erican Breeding Bird Survey found an alarming 89% decline in Eastern Meadowlarks between 1966 and 2015.
Grasslands have been disappearing due to suburban sprawl and corporate farming practices. Parks like Antietam National Battlefield, where open fields dominate the landscape, have become islands of refuge in an unfriendly sea. Today’s decisions about land use and parks will determine if future generations hear and see grassland birds.
Near the park’s observation tower, I spotted a pair of Tree Swallows actively engaged in family planning. The male seemed a bit baffled by the process, trying out different angles of approach.
The female waited patiently, perhaps occupying her mind with images of baby swallows. Drawing close, the male tugged on his mate’s crown feathers before flying off and returning again, a routine practiced multiple times.
Bluebirds are omnipresent at the park but, this time of year, the spotted gray coats of juveniles add seasonal variety. One juvenile surveyed the neighborhood from an enormous hay bale, perhaps hoping to spot its parents bringing a tasty treat.
As I traveled along the park roads, I heard the buzzy songs of Grasshopper Sparrows obscured by deep grass. Occasionally, one revealed itself on a fence post where I could study it and snap a few photos for Cornell University’s online Macaulay Library – a great resource for researchers and anyone with an interest in birds.

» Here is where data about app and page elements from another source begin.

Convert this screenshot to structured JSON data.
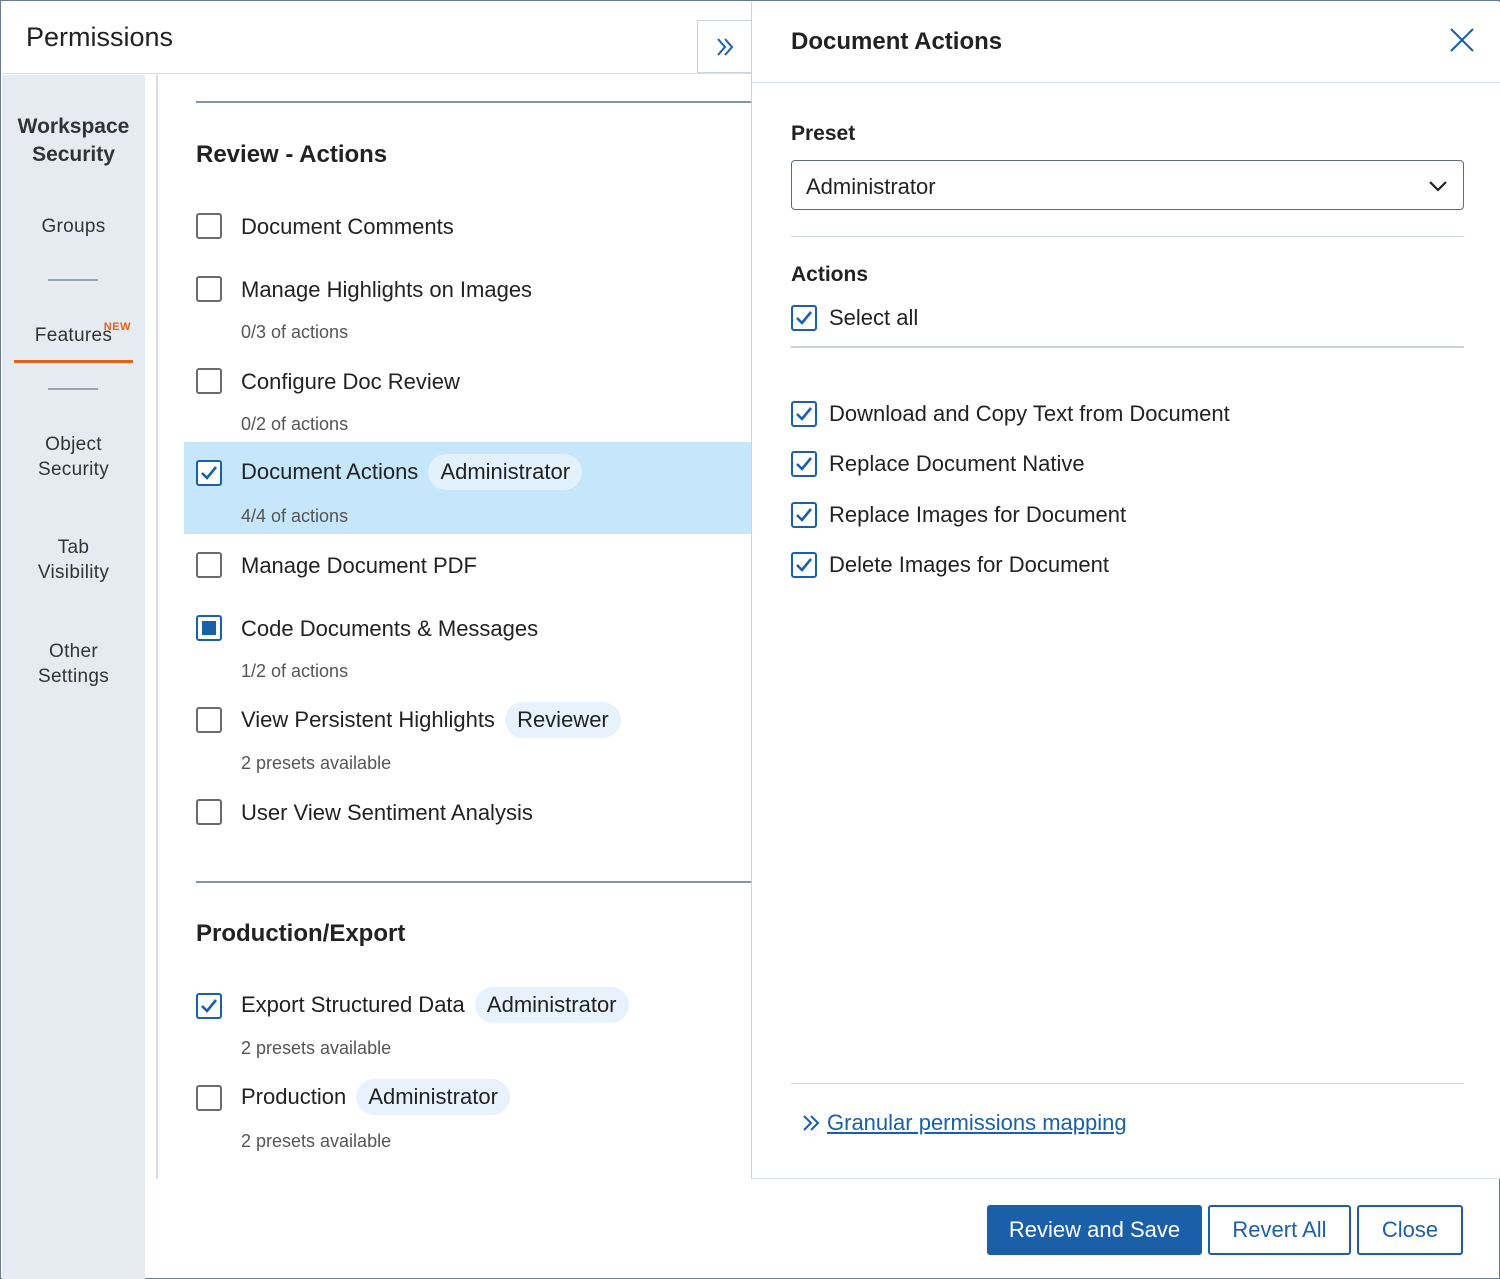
{
  "header": {
    "title": "Permissions"
  },
  "sidebar": {
    "heading_line1": "Workspace",
    "heading_line2": "Security",
    "items": [
      {
        "label": "Groups"
      },
      {
        "label": "Features",
        "badge": "NEW"
      },
      {
        "label_line1": "Object",
        "label_line2": "Security"
      },
      {
        "label_line1": "Tab",
        "label_line2": "Visibility"
      },
      {
        "label_line1": "Other",
        "label_line2": "Settings"
      }
    ],
    "accent_color": "#e3621a"
  },
  "sections": [
    {
      "title": "Review - Actions",
      "items": [
        {
          "label": "Document Comments",
          "state": "unchecked"
        },
        {
          "label": "Manage Highlights on Images",
          "state": "unchecked",
          "sub": "0/3 of actions"
        },
        {
          "label": "Configure Doc Review",
          "state": "unchecked",
          "sub": "0/2 of actions"
        },
        {
          "label": "Document Actions",
          "state": "checked",
          "preset": "Administrator",
          "sub": "4/4 of actions",
          "selected": true
        },
        {
          "label": "Manage Document PDF",
          "state": "unchecked"
        },
        {
          "label": "Code Documents & Messages",
          "state": "partial",
          "sub": "1/2 of actions"
        },
        {
          "label": "View Persistent Highlights",
          "state": "unchecked",
          "preset": "Reviewer",
          "sub": "2 presets available"
        },
        {
          "label": "User View Sentiment Analysis",
          "state": "unchecked"
        }
      ]
    },
    {
      "title": "Production/Export",
      "items": [
        {
          "label": "Export Structured Data",
          "state": "checked",
          "preset": "Administrator",
          "sub": "2 presets available"
        },
        {
          "label": "Production",
          "state": "unchecked",
          "preset": "Administrator",
          "sub": "2 presets available"
        }
      ]
    }
  ],
  "panel": {
    "title": "Document Actions",
    "preset_label": "Preset",
    "preset_value": "Administrator",
    "actions_label": "Actions",
    "select_all": "Select all",
    "actions": [
      "Download and Copy Text from Document",
      "Replace Document Native",
      "Replace Images for Document",
      "Delete Images for Document"
    ],
    "link": "Granular permissions mapping"
  },
  "footer": {
    "review_save": "Review and Save",
    "revert_all": "Revert All",
    "close": "Close"
  },
  "colors": {
    "primary": "#1a5fa8",
    "selected_row": "#c6e6fb",
    "pill": "#e8f2fc"
  }
}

I have several photos already of Grasshopper Sparrows but can always find room on my computer for another photo of this charming little bird.